:: Available records ::

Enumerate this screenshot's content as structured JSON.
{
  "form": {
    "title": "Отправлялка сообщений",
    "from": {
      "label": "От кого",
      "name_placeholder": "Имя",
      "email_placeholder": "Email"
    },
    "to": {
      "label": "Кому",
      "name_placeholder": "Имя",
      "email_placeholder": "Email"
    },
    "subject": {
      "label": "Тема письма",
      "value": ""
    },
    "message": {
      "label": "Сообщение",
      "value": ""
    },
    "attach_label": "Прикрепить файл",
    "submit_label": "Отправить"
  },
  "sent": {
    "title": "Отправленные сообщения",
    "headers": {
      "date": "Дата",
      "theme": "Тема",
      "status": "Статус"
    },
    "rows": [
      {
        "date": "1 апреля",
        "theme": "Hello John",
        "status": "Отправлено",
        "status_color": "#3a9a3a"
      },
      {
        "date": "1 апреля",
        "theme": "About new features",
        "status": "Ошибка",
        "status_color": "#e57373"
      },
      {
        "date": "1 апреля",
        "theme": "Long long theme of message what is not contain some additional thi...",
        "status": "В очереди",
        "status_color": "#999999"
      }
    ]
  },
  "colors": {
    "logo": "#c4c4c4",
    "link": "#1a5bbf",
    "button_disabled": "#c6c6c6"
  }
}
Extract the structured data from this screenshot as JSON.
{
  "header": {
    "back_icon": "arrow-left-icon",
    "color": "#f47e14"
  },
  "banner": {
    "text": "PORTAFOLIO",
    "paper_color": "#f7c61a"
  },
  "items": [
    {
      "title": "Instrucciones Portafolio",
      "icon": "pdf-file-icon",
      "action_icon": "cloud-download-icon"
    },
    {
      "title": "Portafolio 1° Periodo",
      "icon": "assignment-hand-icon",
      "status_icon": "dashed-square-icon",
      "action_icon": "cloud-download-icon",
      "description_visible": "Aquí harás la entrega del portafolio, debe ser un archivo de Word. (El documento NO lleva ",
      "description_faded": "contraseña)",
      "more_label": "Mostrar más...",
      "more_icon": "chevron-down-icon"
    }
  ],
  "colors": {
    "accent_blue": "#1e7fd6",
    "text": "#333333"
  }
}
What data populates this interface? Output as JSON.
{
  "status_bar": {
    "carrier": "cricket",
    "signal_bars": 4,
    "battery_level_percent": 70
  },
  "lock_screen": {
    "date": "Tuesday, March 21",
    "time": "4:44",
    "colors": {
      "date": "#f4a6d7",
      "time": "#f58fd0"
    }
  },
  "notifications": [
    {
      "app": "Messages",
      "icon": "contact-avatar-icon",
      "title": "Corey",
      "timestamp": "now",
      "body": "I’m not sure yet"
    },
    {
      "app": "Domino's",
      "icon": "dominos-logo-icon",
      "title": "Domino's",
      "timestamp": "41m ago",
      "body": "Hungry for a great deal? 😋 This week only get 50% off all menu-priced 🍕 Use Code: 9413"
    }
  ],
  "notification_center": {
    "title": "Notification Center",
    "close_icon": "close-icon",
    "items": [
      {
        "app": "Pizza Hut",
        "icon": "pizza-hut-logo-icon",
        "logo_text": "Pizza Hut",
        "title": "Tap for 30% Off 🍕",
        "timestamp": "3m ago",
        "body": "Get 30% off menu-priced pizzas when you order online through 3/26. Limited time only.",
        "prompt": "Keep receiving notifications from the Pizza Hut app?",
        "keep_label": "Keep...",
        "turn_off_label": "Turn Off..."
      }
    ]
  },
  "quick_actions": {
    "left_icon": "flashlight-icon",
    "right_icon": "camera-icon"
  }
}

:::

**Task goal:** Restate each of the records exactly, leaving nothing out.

**Output of the exercise:**
Enumerate this screenshot's content as structured JSON.
{
  "form": {
    "title": "Отправлялка сообщений",
    "from": {
      "label": "От кого",
      "name_placeholder": "Имя",
      "email_placeholder": "Email"
    },
    "to": {
      "label": "Кому",
      "name_placeholder": "Имя",
      "email_placeholder": "Email"
    },
    "subject": {
      "label": "Тема письма",
      "value": ""
    },
    "message": {
      "label": "Сообщение",
      "value": ""
    },
    "attach_label": "Прикрепить файл",
    "submit_label": "Отправить"
  },
  "sent": {
    "title": "Отправленные сообщения",
    "headers": {
      "date": "Дата",
      "theme": "Тема",
      "status": "Статус"
    },
    "rows": [
      {
        "date": "1 апреля",
        "theme": "Hello John",
        "status": "Отправлено",
        "status_color": "#3a9a3a"
      },
      {
        "date": "1 апреля",
        "theme": "About new features",
        "status": "Ошибка",
        "status_color": "#e57373"
      },
      {
        "date": "1 апреля",
        "theme": "Long long theme of message what is not contain some additional thi...",
        "status": "В очереди",
        "status_color": "#999999"
      }
    ]
  },
  "colors": {
    "logo": "#c4c4c4",
    "link": "#1a5bbf",
    "button_disabled": "#c6c6c6"
  }
}
Extract the structured data from this screenshot as JSON.
{
  "header": {
    "back_icon": "arrow-left-icon",
    "color": "#f47e14"
  },
  "banner": {
    "text": "PORTAFOLIO",
    "paper_color": "#f7c61a"
  },
  "items": [
    {
      "title": "Instrucciones Portafolio",
      "icon": "pdf-file-icon",
      "action_icon": "cloud-download-icon"
    },
    {
      "title": "Portafolio 1° Periodo",
      "icon": "assignment-hand-icon",
      "status_icon": "dashed-square-icon",
      "action_icon": "cloud-download-icon",
      "description_visible": "Aquí harás la entrega del portafolio, debe ser un archivo de Word. (El documento NO lleva ",
      "description_faded": "contraseña)",
      "more_label": "Mostrar más...",
      "more_icon": "chevron-down-icon"
    }
  ],
  "colors": {
    "accent_blue": "#1e7fd6",
    "text": "#333333"
  }
}
What data populates this interface? Output as JSON.
{
  "status_bar": {
    "carrier": "cricket",
    "signal_bars": 4,
    "battery_level_percent": 70
  },
  "lock_screen": {
    "date": "Tuesday, March 21",
    "time": "4:44",
    "colors": {
      "date": "#f4a6d7",
      "time": "#f58fd0"
    }
  },
  "notifications": [
    {
      "app": "Messages",
      "icon": "contact-avatar-icon",
      "title": "Corey",
      "timestamp": "now",
      "body": "I’m not sure yet"
    },
    {
      "app": "Domino's",
      "icon": "dominos-logo-icon",
      "title": "Domino's",
      "timestamp": "41m ago",
      "body": "Hungry for a great deal? 😋 This week only get 50% off all menu-priced 🍕 Use Code: 9413"
    }
  ],
  "notification_center": {
    "title": "Notification Center",
    "close_icon": "close-icon",
    "items": [
      {
        "app": "Pizza Hut",
        "icon": "pizza-hut-logo-icon",
        "logo_text": "Pizza Hut",
        "title": "Tap for 30% Off 🍕",
        "timestamp": "3m ago",
        "body": "Get 30% off menu-priced pizzas when you order online through 3/26. Limited time only.",
        "prompt": "Keep receiving notifications from the Pizza Hut app?",
        "keep_label": "Keep...",
        "turn_off_label": "Turn Off..."
      }
    ]
  },
  "quick_actions": {
    "left_icon": "flashlight-icon",
    "right_icon": "camera-icon"
  }
}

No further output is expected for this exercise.